### REQUIRED WORK
Your job is to report every line of the entries that has "this".

(Web page and app entries)

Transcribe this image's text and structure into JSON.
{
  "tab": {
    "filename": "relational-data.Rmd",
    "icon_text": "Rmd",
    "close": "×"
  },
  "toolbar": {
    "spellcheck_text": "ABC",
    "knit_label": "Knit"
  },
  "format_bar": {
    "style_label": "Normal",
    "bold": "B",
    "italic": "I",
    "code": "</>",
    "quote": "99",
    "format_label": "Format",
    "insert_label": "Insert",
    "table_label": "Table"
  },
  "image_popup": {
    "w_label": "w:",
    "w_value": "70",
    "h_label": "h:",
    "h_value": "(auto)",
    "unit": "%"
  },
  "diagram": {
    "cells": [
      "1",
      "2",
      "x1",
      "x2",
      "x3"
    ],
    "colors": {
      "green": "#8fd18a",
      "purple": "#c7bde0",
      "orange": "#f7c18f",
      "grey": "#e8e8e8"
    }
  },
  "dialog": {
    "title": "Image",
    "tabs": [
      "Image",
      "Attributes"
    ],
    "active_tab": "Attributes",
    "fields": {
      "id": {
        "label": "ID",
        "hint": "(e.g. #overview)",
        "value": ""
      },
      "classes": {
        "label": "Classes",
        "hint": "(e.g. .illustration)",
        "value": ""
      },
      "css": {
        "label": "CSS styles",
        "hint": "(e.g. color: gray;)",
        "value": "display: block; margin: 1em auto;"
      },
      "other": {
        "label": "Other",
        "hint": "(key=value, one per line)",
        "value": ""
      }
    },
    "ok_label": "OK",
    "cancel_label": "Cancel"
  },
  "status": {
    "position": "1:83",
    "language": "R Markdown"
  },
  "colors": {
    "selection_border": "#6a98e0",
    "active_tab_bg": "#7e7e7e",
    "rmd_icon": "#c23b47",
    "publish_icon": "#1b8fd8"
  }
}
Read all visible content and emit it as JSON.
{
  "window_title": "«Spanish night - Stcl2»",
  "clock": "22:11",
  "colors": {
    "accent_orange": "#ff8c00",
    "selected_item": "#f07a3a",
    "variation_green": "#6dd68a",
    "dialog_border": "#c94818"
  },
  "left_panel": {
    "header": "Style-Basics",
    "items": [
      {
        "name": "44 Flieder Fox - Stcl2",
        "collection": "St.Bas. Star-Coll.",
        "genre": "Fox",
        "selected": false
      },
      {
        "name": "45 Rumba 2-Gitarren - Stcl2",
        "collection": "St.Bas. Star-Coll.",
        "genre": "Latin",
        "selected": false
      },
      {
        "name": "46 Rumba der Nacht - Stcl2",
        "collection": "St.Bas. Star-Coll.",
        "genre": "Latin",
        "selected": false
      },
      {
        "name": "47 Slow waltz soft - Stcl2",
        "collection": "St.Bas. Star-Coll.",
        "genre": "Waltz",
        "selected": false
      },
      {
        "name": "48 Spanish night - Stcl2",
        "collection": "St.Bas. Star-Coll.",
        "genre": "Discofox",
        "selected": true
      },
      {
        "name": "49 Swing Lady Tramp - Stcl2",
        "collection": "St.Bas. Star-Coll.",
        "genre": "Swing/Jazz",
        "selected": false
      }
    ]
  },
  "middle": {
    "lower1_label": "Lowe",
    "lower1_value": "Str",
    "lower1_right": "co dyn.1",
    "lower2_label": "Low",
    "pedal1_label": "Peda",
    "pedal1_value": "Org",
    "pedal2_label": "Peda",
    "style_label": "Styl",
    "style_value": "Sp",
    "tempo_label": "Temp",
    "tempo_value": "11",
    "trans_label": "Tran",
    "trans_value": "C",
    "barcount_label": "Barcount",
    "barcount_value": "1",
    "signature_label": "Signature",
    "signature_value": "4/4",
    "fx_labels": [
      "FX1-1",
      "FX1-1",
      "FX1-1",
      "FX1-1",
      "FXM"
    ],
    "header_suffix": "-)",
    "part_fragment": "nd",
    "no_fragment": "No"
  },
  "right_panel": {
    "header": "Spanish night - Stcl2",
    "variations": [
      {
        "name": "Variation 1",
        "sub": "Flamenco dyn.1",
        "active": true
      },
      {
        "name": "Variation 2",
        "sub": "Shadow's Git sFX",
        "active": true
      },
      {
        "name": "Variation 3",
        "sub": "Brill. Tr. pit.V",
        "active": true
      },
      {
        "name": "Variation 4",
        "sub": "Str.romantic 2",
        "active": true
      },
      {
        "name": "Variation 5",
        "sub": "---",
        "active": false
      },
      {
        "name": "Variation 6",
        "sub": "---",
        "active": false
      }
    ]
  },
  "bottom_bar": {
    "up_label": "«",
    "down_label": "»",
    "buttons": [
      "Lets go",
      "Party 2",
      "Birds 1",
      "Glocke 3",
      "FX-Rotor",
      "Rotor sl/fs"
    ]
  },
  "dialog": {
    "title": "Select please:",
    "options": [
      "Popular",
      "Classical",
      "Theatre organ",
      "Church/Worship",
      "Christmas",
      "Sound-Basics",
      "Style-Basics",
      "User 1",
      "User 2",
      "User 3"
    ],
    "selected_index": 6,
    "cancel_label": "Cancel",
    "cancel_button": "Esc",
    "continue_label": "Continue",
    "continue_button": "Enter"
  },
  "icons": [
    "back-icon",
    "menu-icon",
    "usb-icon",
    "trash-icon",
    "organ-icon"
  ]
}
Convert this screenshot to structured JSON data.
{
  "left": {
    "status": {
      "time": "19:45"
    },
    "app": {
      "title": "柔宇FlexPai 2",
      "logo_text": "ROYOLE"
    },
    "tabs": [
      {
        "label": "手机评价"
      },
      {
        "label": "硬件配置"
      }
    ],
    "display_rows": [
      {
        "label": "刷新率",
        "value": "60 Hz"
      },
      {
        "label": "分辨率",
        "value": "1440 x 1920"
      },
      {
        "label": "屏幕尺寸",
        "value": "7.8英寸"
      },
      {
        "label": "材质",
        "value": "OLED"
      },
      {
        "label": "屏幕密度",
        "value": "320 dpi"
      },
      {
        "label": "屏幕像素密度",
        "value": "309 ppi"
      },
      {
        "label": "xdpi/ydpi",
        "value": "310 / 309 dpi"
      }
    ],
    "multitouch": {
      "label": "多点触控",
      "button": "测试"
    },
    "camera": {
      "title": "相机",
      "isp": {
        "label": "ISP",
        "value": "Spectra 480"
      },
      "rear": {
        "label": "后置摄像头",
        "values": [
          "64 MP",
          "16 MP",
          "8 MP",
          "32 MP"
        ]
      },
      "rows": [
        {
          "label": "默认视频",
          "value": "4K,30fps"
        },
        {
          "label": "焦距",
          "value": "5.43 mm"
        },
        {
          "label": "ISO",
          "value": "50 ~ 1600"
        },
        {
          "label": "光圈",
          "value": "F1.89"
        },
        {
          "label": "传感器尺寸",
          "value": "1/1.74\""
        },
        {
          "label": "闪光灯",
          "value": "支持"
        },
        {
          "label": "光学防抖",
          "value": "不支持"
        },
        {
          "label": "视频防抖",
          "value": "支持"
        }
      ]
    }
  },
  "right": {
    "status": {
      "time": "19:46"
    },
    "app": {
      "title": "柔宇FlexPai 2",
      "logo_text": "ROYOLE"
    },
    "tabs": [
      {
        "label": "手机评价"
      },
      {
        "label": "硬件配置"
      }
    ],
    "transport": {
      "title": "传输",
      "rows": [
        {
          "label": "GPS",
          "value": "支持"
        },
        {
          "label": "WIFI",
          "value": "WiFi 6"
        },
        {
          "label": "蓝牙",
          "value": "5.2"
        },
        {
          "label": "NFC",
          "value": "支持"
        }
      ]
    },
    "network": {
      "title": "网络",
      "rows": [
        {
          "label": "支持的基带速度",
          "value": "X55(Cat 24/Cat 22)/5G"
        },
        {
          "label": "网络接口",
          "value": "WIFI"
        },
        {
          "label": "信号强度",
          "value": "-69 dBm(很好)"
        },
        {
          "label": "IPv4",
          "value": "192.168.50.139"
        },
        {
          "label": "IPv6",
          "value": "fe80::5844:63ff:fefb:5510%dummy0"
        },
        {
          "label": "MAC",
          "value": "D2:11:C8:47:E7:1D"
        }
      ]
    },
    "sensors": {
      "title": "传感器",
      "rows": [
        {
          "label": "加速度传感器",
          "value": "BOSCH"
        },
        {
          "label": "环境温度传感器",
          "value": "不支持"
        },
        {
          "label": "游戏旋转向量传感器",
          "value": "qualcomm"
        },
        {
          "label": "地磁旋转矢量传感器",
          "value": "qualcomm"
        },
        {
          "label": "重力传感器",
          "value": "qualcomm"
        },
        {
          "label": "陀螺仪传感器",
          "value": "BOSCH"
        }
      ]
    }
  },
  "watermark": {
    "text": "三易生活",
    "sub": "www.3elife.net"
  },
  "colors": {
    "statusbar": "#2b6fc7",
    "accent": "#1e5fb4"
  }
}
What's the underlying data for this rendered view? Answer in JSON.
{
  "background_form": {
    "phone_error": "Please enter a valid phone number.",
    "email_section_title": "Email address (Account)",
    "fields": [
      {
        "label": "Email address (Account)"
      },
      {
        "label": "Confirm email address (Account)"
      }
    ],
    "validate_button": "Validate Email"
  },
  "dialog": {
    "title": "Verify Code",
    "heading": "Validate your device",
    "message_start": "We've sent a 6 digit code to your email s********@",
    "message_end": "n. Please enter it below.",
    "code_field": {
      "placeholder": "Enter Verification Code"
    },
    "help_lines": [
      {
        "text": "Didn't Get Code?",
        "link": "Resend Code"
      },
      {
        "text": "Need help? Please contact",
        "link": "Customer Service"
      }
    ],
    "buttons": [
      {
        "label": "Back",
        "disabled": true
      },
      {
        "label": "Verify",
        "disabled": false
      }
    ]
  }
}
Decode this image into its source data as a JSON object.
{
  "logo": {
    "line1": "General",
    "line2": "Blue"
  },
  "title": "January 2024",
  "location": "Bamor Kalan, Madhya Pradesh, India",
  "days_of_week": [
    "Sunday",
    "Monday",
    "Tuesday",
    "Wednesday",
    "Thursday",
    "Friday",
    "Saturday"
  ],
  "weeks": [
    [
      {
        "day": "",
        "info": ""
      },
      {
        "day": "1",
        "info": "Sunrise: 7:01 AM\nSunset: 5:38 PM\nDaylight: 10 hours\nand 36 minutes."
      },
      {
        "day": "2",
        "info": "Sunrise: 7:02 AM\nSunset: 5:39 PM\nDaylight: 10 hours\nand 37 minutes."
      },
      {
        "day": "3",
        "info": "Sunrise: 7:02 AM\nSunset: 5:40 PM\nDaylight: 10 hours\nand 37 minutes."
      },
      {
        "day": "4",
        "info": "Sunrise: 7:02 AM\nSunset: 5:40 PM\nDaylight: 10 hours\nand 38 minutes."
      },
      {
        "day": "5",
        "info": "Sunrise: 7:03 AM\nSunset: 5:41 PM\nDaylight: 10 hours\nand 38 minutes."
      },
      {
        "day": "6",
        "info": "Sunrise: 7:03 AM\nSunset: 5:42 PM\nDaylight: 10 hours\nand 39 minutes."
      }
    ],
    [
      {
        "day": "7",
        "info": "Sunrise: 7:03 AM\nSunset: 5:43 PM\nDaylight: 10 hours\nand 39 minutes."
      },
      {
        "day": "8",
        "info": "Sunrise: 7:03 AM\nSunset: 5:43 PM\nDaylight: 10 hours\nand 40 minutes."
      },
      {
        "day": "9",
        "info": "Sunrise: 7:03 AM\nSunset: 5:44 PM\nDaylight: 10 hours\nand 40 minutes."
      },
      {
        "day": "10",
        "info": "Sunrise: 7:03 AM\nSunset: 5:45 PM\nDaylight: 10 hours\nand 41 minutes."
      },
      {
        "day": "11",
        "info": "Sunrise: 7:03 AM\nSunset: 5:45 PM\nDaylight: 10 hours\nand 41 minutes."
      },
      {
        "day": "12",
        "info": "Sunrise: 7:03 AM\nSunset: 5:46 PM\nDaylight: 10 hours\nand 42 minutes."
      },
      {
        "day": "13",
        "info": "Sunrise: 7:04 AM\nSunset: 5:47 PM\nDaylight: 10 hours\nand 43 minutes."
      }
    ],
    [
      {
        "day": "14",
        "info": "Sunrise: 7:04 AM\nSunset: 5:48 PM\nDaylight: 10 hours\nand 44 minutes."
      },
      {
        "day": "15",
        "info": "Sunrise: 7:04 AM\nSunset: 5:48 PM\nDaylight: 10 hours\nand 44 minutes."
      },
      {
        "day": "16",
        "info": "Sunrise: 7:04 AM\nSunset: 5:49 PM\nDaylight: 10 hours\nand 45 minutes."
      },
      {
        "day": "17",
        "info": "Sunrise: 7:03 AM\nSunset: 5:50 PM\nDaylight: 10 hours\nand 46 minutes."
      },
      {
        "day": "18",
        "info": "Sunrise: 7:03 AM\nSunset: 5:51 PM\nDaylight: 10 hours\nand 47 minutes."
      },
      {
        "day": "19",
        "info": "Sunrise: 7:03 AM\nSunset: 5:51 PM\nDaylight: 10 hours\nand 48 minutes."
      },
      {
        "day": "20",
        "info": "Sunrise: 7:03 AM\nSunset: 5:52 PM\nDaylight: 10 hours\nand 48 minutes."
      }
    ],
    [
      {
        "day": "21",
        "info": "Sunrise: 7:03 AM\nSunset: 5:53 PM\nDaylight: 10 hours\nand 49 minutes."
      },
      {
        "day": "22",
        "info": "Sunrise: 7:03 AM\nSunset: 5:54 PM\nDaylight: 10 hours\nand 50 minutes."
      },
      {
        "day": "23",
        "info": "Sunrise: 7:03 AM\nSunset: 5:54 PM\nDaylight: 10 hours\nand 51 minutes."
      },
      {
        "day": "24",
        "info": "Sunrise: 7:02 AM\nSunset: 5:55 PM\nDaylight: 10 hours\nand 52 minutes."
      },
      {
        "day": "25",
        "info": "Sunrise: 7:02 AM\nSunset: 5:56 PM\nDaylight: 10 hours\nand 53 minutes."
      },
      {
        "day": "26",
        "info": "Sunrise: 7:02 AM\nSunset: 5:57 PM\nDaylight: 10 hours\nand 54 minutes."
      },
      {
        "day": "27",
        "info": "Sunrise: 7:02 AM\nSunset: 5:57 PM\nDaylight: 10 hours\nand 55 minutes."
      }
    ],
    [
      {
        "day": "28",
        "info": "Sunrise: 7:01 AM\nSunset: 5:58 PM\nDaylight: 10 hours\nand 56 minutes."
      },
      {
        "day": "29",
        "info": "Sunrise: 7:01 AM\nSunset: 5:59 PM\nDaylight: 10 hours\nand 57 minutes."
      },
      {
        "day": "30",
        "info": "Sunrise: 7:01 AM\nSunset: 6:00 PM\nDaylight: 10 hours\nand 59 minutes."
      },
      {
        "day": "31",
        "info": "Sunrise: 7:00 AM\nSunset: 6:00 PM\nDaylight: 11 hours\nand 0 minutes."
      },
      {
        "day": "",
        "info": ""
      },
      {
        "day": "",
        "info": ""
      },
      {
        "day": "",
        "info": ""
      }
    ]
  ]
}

### SOLUTION TO THE EXERCISE
Transcribe this image's text and structure into JSON.
Convert this screenshot to structured JSON data.
What's the underlying data for this rendered view? Answer in JSON.
Decode this image into its source data as a JSON object.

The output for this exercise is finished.